by Sean Weiss
August 11th, 2016
We all know that the government doesn't fight fair. This is why it is so critical for healthcare professionals to understand their recourse when the government does not follow
their own guidelines. Providing audit appeal defense services to clients all over the country, we are seeing MACs and ZPICs making determinations that lead to significant error rates that turn into demands for refund requests that are significant.
The biggest issue we are finding with a lot of these audit performed retroactively is that they are applying guidelines that were not in affect at the time the services were rendered. For practices that are not aware of when and how to use Local Coverage Determinations (LCDs) this leads to significant loss. Most practices that receive a letter from a ZPIC realize the purpose of a ZPIC is to seek out fraud, waste and abuse and then make demands for refunds that are overwhelming. Lots of practices simply make the refunds or establish offsets, which should be the last thing you do.
In a recent case, I came across this very situation whereby the MAC and ZPIC audited a specific type service for "Medical Necessity" however, they were using an LCD for dates of service prior to the implementation of the policy and as a result, determined a 100% error rate that led to a demand for refund of more than $1.9 million from the client.In addition, because of the findings by the ZPIC, more than $1.2 million was withheld from payment to the practice. This is devastating not only from a repayment standpoint but from a lack of revenue coming through the door. The sad reality of this situation is the practice had to shut their doors, but are still responsible for repayment and are out of the monies for services they rendered their patients. DoctorsManagement was brought into the fold to perform clinical documentation review, specifically focusing on the findings of services not meeting "Medical Necessity" and to validate the extrapolation deployed by the MAC. While we had a very strong case to get the extrapolation thrown out using Frank Cohen's work on Post Audit Extrapolation, we had an equally strong case based on the pure negligence of the ZPIC and MAC to adhere to their own guidelines. With the help of noted healthcare attorney Robert Liles from LilesParker based in Washington, D.C., I was able to track down specific information to ensure our position was substantiated thus ensuring our client's ultimate success in not having to repay the demand and affording then now, the ability to demand payment from the carrier.

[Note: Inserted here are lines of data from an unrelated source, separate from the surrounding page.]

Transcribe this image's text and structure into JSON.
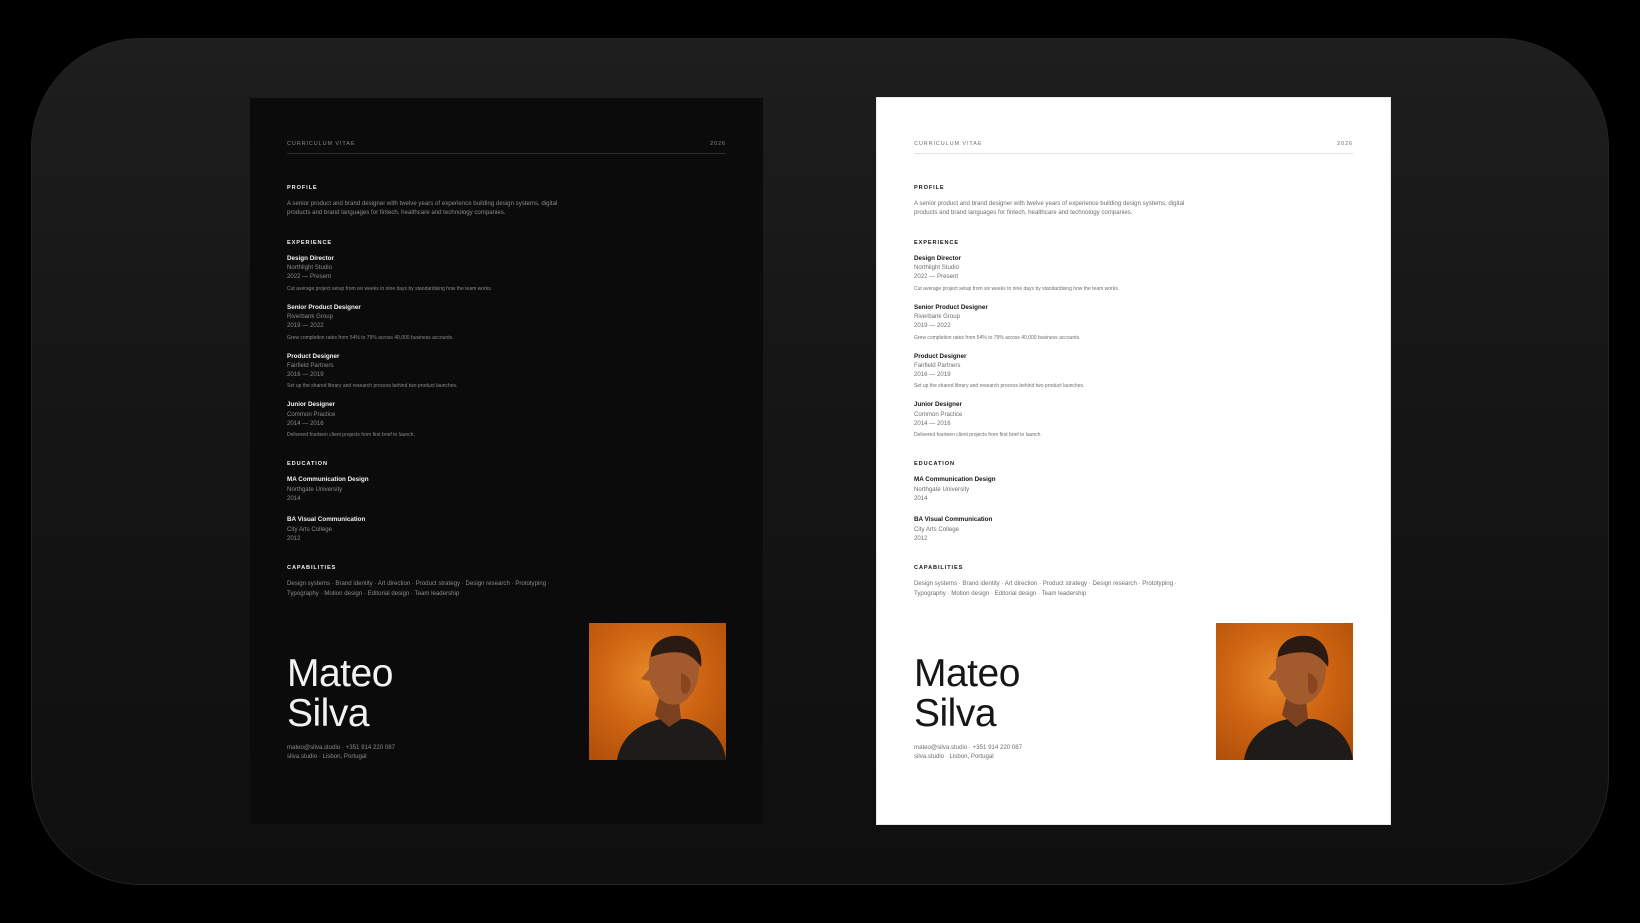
{
  "cv": {
    "header_label": "CURRICULUM VITAE",
    "year": "2026",
    "profile_title": "PROFILE",
    "profile_text": "A senior product and brand designer with twelve years of experience building design systems, digital products and brand languages for fintech, healthcare and technology companies.",
    "experience_title": "EXPERIENCE",
    "experience": [
      {
        "title": "Design Director",
        "company": "Northlight Studio",
        "period": "2022 — Present",
        "desc": "Cut average project setup from six weeks to nine days by standardising how the team works."
      },
      {
        "title": "Senior Product Designer",
        "company": "Riverbank Group",
        "period": "2019 — 2022",
        "desc": "Grew completion rates from 54% to 79% across 40,000 business accounts."
      },
      {
        "title": "Product Designer",
        "company": "Fairfield Partners",
        "period": "2016 — 2019",
        "desc": "Set up the shared library and research process behind two product launches."
      },
      {
        "title": "Junior Designer",
        "company": "Common Practice",
        "period": "2014 — 2016",
        "desc": "Delivered fourteen client projects from first brief to launch."
      }
    ],
    "education_title": "EDUCATION",
    "education": [
      {
        "degree": "MA Communication Design",
        "school": "Northgate University",
        "year": "2014"
      },
      {
        "degree": "BA Visual Communication",
        "school": "City Arts College",
        "year": "2012"
      }
    ],
    "capabilities_title": "CAPABILITIES",
    "capabilities": "Design systems · Brand identity · Art direction · Product strategy · Design research · Prototyping · Typography · Motion design · Editorial design · Team leadership",
    "first_name": "Mateo",
    "last_name": "Silva",
    "contact_line1": "mateo@silva.studio · +351 914 220 087",
    "contact_line2": "silva.studio · Lisbon, Portugal",
    "photo_icon": "portrait-photo"
  },
  "colors": {
    "dark_page": "#0b0b0b",
    "light_page": "#ffffff",
    "photo_orange": "#cf6512"
  }
}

Below are specific guidelines related to LCDs that can be used in defending your practice when the government fails to follow their own rules.
13.7.3 - LCDs That Do Not Require a Comment and Notice Period (Rev. 71, 04-09-04)

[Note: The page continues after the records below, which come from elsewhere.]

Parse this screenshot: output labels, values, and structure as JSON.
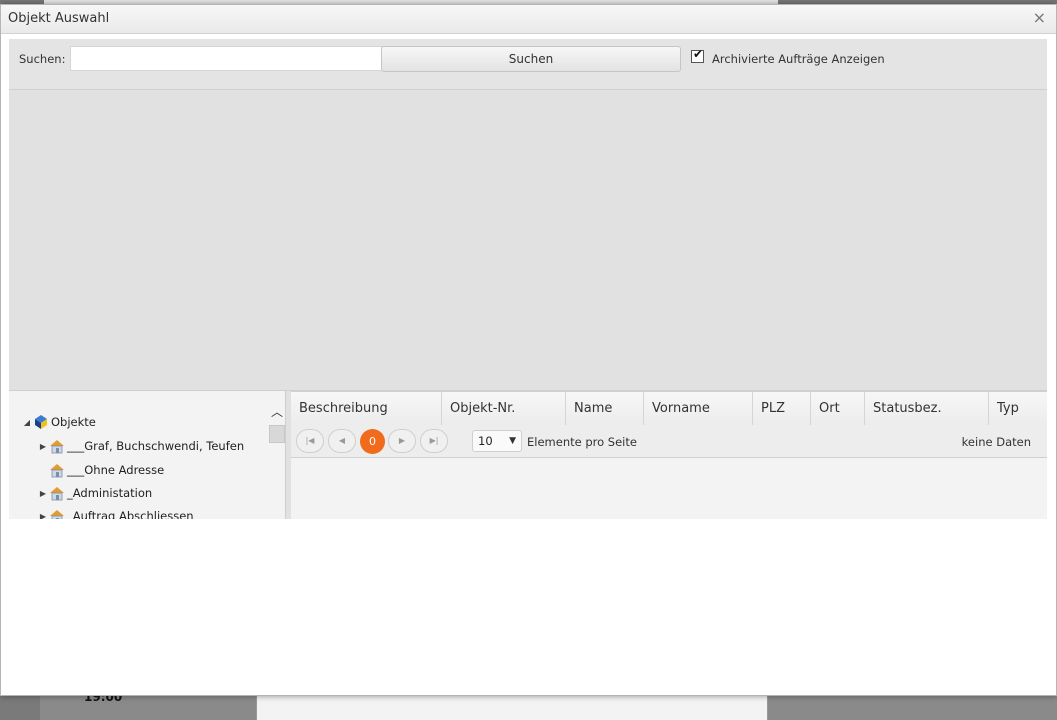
{
  "background": {
    "time_label": "19:00"
  },
  "window": {
    "title": "Objekt Auswahl",
    "close_glyph": "×"
  },
  "search": {
    "label": "Suchen:",
    "value": "",
    "placeholder": "",
    "button_label": "Suchen",
    "archived_checked": true,
    "archived_label": "Archivierte Aufträge Anzeigen"
  },
  "tree": {
    "root_label": "Objekte",
    "items": [
      {
        "label": "___Graf, Buchschwendi, Teufen",
        "expandable": true
      },
      {
        "label": "___Ohne Adresse",
        "expandable": false
      },
      {
        "label": "_Administation",
        "expandable": true
      },
      {
        "label": "_Auftrag Abschliessen",
        "expandable": true
      }
    ]
  },
  "grid": {
    "columns": [
      "Beschreibung",
      "Objekt-Nr.",
      "Name",
      "Vorname",
      "PLZ",
      "Ort",
      "Statusbez.",
      "Typ"
    ],
    "rows": []
  },
  "pager": {
    "current_page": "0",
    "page_size": "10",
    "page_size_label": "Elemente pro Seite",
    "info": "keine Daten"
  },
  "colors": {
    "accent": "#f06b1b",
    "panel": "#e1e1e1"
  }
}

When a comment and notice period is unnecessary, contractors may immediately publish a revised LCD electronically (e.g., Medicare coverage database, contractor Web site, email). In the following situations, the comment and notice processes are unnecessary:
*Revised LCD that Liberalizes an Existing LCD - For example, a revised LCD expands the list of covered indications/diagnoses. The revision effective date may be retroactive.
* Revised LCD that Makes a Non-Substantive Correction - For example, typographical or grammatical errors that do not substantially change the LCD. The revision effective date may be retroactive.
* Revised LCD that makes a Clarification - For example, adding information that clarifies the LCD but does not restrict the LCD. The revision effective date may be retroactive.
* Revised LCD that Makes a Non-discretionary
Coverage/Payment/Coding Updates - Contractors shall update LCDs to reflect changes in NCDs, coverage provisions in interpretive manuals, payment systems, HCPCS, ICD -9 or other standard coding systems within the timeframes listed in §13.4C. The revision effective date may be retroactive depending on the effective date of theNCD, etc.
* Revised LCD to Make Discretionary Coding Updates That Do Not Restrict - adding revisions that explain a coding issue so long as the revision does not restrict the LCD. The revision effective date may be retroactive
13.7.4 - LCD Comment and Notice Process
(Rev. 71, 04-09-04)
When a new or revised LCD requires comment and notice (See §13.7.2) contractors shall provide a minimum comment period of 45 calendar days on the draft LCD. After the contractor considers all comments and revises the LCD as needed, the contractor shall provide a minimum notice period of 45 calendar days on the final LCD.
Contractors shall solicit comments from the medical community. Carriers solicit comments from the Carrier Advisory Committee (CAC.) DMERCs solicit comments through the DMERC Advisory Process (DAP.) Contractors respond to comments either individually or via a comment/response document (see §18.104.22.168). Where appropriate, the contractor shall incorporate the comments into the final LCD. Contractors notify providers of the LCD effective date. New LCDs may not be implemented retroactively.